@Domonkos Most of the nested state machines I’ve seen are based on a complex functional breakdown. Redrawing the nesting on a single-level state diagram ends up looking like spaghetti and meatballs. You usually don’t have to redraw much to make the point that you have a very complex mess. I haven’t ever seen an example put online.

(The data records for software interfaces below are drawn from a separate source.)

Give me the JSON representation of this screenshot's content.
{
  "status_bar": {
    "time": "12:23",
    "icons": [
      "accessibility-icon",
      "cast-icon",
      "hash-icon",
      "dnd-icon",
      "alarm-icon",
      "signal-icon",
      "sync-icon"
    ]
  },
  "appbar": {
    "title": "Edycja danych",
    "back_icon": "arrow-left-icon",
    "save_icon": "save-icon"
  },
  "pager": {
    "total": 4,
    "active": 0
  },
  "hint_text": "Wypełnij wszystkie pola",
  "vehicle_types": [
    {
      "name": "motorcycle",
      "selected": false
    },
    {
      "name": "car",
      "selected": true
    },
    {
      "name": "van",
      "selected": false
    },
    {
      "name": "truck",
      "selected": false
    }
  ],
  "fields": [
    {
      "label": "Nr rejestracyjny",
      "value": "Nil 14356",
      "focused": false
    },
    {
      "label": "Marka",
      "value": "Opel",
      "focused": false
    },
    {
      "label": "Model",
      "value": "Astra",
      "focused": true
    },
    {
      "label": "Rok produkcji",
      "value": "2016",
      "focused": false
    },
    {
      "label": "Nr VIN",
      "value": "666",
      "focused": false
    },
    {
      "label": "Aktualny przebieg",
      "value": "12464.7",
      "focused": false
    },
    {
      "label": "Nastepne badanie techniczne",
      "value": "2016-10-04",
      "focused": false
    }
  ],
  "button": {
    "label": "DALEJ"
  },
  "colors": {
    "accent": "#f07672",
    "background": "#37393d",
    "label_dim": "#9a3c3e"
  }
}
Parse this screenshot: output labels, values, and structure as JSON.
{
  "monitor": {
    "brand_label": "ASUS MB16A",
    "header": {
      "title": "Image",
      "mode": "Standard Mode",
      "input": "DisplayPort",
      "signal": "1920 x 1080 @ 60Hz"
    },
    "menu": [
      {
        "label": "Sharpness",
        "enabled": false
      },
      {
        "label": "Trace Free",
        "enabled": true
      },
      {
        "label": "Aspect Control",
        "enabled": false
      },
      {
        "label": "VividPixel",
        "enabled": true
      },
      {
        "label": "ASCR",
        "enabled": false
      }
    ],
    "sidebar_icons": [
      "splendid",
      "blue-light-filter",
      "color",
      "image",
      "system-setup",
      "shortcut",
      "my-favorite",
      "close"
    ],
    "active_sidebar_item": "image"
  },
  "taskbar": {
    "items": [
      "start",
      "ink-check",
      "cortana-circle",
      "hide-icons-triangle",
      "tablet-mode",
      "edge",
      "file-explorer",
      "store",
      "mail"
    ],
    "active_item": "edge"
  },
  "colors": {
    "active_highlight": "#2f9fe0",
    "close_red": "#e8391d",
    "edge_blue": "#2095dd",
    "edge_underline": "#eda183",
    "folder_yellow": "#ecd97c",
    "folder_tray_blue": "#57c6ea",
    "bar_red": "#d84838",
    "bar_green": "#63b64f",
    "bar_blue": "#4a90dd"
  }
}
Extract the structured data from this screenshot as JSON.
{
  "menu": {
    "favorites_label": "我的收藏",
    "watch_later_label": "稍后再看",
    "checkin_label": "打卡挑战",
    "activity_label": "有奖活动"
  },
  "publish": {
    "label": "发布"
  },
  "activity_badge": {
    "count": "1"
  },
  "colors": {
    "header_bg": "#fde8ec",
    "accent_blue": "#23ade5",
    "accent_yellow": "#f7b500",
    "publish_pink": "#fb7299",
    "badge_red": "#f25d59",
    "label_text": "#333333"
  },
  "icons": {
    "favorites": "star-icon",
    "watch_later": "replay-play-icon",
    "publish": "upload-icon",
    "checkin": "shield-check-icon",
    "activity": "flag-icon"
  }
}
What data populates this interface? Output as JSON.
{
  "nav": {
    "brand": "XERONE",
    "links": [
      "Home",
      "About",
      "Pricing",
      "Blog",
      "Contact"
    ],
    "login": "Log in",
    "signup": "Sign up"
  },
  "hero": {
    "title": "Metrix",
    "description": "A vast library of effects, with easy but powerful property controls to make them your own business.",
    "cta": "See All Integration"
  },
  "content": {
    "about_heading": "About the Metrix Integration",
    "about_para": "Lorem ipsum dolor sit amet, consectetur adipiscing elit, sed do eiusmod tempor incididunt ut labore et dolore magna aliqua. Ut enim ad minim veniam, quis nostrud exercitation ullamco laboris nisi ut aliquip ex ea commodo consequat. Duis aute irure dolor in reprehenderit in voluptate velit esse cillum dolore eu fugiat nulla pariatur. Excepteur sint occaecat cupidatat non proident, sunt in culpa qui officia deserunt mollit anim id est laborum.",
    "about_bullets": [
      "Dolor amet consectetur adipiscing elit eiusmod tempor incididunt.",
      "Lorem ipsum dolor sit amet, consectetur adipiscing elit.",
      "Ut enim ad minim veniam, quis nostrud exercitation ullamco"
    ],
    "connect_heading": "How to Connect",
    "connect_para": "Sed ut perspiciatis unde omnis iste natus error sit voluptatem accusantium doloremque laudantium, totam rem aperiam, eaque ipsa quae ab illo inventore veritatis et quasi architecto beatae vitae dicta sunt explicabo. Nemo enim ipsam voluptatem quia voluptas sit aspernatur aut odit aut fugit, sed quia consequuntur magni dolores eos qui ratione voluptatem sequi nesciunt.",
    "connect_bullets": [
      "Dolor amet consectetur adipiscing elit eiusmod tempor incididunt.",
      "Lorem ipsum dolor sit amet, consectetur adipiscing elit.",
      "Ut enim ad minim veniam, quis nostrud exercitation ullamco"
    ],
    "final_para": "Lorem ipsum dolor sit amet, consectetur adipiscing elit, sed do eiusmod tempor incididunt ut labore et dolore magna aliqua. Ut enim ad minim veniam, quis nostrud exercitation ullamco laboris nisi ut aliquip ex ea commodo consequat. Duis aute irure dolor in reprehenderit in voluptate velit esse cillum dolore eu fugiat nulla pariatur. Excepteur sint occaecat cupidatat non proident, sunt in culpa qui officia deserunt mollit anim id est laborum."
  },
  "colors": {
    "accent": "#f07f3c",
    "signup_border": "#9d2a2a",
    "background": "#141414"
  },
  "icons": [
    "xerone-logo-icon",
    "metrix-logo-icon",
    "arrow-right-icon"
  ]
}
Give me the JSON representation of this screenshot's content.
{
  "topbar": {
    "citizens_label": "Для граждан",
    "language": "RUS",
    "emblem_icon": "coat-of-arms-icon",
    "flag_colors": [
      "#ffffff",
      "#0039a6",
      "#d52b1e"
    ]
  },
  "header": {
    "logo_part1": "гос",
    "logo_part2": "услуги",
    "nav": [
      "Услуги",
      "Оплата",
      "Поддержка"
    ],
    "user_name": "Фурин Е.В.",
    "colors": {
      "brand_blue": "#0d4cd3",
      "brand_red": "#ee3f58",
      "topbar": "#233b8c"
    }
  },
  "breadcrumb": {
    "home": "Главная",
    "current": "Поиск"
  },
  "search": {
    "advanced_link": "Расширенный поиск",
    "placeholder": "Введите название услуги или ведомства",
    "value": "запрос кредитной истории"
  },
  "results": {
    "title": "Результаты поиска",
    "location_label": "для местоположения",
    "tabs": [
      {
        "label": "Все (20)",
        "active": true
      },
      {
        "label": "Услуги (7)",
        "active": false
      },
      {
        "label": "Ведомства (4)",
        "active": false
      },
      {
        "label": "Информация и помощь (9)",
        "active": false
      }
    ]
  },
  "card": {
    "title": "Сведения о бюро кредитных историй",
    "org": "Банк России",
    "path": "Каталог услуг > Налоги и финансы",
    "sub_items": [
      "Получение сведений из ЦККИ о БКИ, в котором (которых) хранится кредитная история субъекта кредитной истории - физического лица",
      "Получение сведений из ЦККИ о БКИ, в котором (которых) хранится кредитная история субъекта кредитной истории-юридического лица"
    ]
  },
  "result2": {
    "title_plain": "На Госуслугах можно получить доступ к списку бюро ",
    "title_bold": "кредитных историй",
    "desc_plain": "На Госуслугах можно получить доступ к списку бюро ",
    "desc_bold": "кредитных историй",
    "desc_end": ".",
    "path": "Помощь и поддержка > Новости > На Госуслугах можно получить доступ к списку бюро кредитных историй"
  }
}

In Executable UML, we manage complexity in the class model, so the complexity doesn’t get pushed down into the state machines and action language (process models). This exposes dependencies and constraints much better.